• Action item: Tally the lines of the entries below that hold the word "description", and please give only the total.

*** Data supplied Section Begins ***

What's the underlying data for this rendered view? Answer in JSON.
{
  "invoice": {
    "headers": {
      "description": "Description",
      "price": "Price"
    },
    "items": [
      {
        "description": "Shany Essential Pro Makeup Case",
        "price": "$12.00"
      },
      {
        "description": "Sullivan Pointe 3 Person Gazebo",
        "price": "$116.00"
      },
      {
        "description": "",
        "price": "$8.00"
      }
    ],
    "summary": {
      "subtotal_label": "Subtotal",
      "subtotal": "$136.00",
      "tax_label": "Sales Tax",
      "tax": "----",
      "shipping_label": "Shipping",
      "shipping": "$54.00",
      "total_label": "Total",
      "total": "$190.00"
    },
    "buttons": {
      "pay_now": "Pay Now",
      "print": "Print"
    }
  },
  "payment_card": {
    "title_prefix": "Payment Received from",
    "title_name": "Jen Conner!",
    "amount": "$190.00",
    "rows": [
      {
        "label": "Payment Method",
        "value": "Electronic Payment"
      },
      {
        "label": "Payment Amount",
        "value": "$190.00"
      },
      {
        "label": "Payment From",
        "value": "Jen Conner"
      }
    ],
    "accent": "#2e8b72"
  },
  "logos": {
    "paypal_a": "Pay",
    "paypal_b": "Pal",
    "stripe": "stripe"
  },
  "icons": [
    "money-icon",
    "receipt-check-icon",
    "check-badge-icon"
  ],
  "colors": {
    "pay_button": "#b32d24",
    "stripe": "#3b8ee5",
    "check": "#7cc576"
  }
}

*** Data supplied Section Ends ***
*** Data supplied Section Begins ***

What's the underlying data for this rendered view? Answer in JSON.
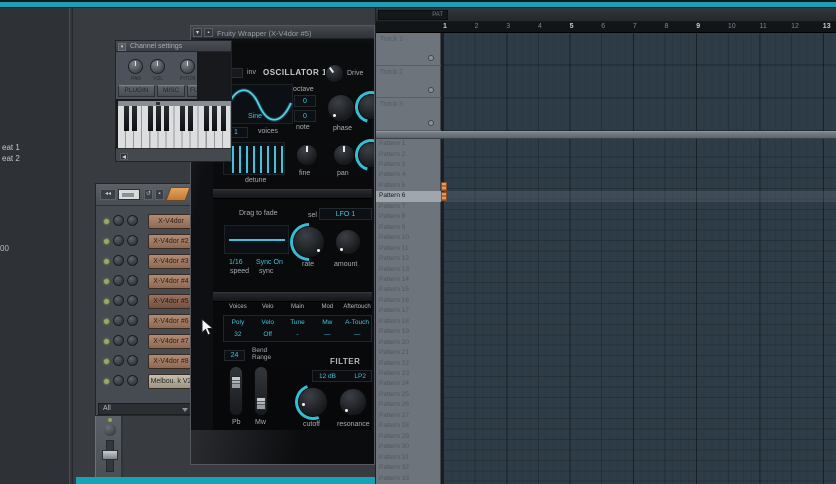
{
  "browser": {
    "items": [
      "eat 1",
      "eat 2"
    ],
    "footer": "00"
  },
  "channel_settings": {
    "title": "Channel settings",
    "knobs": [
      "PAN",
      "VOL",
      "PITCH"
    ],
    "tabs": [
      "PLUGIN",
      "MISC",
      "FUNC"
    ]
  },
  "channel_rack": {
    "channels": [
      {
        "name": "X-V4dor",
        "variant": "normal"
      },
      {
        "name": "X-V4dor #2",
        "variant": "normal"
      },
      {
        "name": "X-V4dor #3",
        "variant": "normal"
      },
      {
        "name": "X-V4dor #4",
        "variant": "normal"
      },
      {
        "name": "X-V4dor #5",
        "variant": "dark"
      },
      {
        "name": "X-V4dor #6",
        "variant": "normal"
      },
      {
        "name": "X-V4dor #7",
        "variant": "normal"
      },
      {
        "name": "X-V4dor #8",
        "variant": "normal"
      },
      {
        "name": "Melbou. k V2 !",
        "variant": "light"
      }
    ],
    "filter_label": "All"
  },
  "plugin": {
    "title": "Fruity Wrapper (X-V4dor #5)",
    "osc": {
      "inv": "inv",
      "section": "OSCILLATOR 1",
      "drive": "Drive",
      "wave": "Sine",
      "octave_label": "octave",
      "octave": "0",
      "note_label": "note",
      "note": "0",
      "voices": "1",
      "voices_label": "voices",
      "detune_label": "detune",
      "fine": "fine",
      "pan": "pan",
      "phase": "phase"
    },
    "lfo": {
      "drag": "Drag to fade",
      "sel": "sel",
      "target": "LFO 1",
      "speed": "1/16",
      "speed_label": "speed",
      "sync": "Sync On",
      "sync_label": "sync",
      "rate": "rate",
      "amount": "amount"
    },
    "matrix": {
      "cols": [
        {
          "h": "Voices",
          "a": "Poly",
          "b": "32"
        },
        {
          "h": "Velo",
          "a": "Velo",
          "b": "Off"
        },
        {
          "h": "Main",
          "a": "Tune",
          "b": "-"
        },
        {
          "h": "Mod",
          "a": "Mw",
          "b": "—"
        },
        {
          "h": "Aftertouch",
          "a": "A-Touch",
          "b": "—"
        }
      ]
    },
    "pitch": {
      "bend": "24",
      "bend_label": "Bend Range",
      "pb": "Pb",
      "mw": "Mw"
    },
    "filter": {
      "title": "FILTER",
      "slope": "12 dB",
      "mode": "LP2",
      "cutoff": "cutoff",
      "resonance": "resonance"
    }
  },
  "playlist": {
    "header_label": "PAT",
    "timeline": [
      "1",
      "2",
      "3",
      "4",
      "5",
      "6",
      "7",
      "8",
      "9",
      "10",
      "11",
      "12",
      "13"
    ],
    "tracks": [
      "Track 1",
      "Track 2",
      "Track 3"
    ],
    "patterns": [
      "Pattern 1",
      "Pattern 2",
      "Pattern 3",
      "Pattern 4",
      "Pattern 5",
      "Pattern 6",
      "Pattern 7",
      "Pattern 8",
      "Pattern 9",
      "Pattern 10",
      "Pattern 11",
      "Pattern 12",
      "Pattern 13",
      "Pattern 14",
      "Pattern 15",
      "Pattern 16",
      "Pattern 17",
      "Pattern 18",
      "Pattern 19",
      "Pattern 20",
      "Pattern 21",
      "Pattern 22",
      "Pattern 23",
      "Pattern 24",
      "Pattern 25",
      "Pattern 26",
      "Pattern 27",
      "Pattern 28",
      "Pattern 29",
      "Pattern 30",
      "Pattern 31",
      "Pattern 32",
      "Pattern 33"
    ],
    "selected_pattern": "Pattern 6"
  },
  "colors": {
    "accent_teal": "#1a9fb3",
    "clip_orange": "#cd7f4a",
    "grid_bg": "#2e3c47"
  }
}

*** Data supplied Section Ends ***

• Answer to this exercise: 4